There are also three operative-specific options: The Mistfield is a must-take on your Felarch that gives them and nearby Corsairs a 5+ invulnerable save. The Lodestar Helm goes on your Way Seeker and lets them ignore the penalty for attempting a second cast per activation. And the Pathfinder Cloak gives your Fate Dealer the ability to always be treated as under a Conceal Order, regardless of any other rules.
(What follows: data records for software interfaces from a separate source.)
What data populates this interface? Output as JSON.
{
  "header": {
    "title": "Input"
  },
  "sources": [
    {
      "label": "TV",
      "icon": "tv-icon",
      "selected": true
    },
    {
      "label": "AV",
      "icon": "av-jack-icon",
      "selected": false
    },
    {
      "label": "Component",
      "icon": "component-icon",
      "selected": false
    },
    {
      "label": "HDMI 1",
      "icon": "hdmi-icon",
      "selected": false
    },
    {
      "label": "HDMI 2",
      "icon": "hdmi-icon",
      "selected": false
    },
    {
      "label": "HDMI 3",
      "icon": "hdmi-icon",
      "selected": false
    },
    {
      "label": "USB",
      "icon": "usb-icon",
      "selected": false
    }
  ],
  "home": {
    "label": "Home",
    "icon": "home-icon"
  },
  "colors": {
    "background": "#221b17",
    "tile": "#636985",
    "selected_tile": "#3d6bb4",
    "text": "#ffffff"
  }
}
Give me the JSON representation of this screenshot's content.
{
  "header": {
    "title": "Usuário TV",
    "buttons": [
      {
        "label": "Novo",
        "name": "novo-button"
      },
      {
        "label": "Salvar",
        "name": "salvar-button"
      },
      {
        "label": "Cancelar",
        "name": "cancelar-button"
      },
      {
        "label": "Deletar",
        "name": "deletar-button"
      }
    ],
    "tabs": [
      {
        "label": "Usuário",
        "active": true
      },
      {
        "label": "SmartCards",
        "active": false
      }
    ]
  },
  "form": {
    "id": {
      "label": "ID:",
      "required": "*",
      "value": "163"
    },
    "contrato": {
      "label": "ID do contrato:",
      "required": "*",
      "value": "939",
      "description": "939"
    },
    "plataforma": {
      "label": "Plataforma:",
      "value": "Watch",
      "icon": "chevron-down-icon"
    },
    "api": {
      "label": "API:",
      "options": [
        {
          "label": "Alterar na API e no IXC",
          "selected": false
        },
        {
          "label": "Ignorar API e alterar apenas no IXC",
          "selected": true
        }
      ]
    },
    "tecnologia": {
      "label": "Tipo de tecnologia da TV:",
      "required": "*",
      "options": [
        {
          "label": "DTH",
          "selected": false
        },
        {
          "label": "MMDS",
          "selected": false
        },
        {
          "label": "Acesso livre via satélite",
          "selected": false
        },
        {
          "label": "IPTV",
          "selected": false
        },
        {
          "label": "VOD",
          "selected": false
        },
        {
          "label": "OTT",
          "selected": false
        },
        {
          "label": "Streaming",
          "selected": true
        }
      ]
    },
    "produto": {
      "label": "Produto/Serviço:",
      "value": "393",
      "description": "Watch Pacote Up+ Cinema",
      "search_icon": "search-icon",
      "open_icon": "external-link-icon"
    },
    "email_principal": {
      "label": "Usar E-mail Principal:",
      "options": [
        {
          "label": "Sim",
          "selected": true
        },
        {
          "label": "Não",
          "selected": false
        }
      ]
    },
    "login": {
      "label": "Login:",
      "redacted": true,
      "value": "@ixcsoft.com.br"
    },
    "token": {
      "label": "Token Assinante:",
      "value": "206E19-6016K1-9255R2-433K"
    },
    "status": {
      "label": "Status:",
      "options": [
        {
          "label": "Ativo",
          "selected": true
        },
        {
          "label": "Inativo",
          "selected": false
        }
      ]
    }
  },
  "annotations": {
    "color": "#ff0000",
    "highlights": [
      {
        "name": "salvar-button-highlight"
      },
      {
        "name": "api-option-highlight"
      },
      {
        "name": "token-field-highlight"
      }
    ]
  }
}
The three Tac Ops for the Corsair Voidscarred. Flawless Raid rewards you for outsourcing an opponent two turns in a row – the very definition of winning more, but something you can wait to reveal. Soul Guard is revealed at the start of the game and has you put Spirit Stone tokens on each operative and making sure you end the game holding all of them. Opportunists has you put three loot tokens on enemy operatives and rewards you for ending up with them on your own operatives. They’re OK – only Flawless Raid seems like a miss here, and the others seem flavorful and fun, at the very least.
How They’ll Play
Corsair Voidscarred teams are going to be very interesting. Durability-wise, they’re on par with Commorite Kill Teams, but much faster and more versatile. They’ll take a full complement of unique operatives in most missions, save maybe a Medic, where another gun might be more useful. Once they get going they’ll be all over the field, using the Shade Runner to make free attacks and soften up/finish off targets in concert with the heavy gunner and way seeker. If there’s an area the team struggles a bit it’ll be shooting, but they can be very deadly from short ranges and the wraithcannon is an absolute monster. The real question at this point is whether they’ll be better than Harlequins kill teams.
Either way, if you’re a Craftworlds or Drukhari player looking to have the full Kill Team experience, the Corsairs likely give you what you’re looking for, combining just enough elements of either that you can feel good about the team you build.
Have any questions or feedback? Drop us a note in the comments below or email us at email@example.com.